--- Your task ---
Each entry below must be repeated word for word.

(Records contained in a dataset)
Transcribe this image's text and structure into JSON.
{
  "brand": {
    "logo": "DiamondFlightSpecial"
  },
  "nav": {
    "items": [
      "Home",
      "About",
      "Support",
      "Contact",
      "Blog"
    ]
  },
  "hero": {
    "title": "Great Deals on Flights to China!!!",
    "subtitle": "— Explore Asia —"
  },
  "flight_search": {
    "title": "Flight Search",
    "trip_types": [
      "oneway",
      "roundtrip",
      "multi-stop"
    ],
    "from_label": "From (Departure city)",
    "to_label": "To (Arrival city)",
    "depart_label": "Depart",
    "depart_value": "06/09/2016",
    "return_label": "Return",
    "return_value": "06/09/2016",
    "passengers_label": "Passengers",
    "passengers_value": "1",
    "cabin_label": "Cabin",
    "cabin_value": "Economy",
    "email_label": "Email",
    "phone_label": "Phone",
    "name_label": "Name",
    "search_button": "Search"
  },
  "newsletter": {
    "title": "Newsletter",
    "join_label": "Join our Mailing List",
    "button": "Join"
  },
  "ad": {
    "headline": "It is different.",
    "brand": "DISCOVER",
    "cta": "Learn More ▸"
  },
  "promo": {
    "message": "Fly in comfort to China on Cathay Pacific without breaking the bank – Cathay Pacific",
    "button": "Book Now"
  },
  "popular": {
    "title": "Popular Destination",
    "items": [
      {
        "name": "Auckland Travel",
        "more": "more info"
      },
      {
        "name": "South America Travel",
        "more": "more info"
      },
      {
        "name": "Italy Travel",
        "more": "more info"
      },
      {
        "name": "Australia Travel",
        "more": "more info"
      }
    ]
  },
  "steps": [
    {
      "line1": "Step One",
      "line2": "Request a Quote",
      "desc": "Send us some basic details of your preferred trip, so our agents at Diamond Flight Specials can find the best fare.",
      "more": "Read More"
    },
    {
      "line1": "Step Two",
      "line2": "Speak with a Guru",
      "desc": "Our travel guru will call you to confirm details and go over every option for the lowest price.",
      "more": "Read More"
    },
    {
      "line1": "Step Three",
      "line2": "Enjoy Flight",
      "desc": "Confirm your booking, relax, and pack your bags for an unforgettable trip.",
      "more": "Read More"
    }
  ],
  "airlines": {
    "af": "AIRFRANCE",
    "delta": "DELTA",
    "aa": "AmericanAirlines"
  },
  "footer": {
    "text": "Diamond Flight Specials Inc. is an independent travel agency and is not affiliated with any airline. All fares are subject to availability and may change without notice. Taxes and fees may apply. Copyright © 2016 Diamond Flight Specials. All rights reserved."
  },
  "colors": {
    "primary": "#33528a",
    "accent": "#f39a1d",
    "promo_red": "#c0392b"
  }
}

--- Exercise answer ---
Transcribe this image's text and structure into JSON.
{
  "brand": {
    "logo": "DiamondFlightSpecial"
  },
  "nav": {
    "items": [
      "Home",
      "About",
      "Support",
      "Contact",
      "Blog"
    ]
  },
  "hero": {
    "title": "Great Deals on Flights to China!!!",
    "subtitle": "— Explore Asia —"
  },
  "flight_search": {
    "title": "Flight Search",
    "trip_types": [
      "oneway",
      "roundtrip",
      "multi-stop"
    ],
    "from_label": "From (Departure city)",
    "to_label": "To (Arrival city)",
    "depart_label": "Depart",
    "depart_value": "06/09/2016",
    "return_label": "Return",
    "return_value": "06/09/2016",
    "passengers_label": "Passengers",
    "passengers_value": "1",
    "cabin_label": "Cabin",
    "cabin_value": "Economy",
    "email_label": "Email",
    "phone_label": "Phone",
    "name_label": "Name",
    "search_button": "Search"
  },
  "newsletter": {
    "title": "Newsletter",
    "join_label": "Join our Mailing List",
    "button": "Join"
  },
  "ad": {
    "headline": "It is different.",
    "brand": "DISCOVER",
    "cta": "Learn More ▸"
  },
  "promo": {
    "message": "Fly in comfort to China on Cathay Pacific without breaking the bank – Cathay Pacific",
    "button": "Book Now"
  },
  "popular": {
    "title": "Popular Destination",
    "items": [
      {
        "name": "Auckland Travel",
        "more": "more info"
      },
      {
        "name": "South America Travel",
        "more": "more info"
      },
      {
        "name": "Italy Travel",
        "more": "more info"
      },
      {
        "name": "Australia Travel",
        "more": "more info"
      }
    ]
  },
  "steps": [
    {
      "line1": "Step One",
      "line2": "Request a Quote",
      "desc": "Send us some basic details of your preferred trip, so our agents at Diamond Flight Specials can find the best fare.",
      "more": "Read More"
    },
    {
      "line1": "Step Two",
      "line2": "Speak with a Guru",
      "desc": "Our travel guru will call you to confirm details and go over every option for the lowest price.",
      "more": "Read More"
    },
    {
      "line1": "Step Three",
      "line2": "Enjoy Flight",
      "desc": "Confirm your booking, relax, and pack your bags for an unforgettable trip.",
      "more": "Read More"
    }
  ],
  "airlines": {
    "af": "AIRFRANCE",
    "delta": "DELTA",
    "aa": "AmericanAirlines"
  },
  "footer": {
    "text": "Diamond Flight Specials Inc. is an independent travel agency and is not affiliated with any airline. All fares are subject to availability and may change without notice. Taxes and fees may apply. Copyright © 2016 Diamond Flight Specials. All rights reserved."
  },
  "colors": {
    "primary": "#33528a",
    "accent": "#f39a1d",
    "promo_red": "#c0392b"
  }
}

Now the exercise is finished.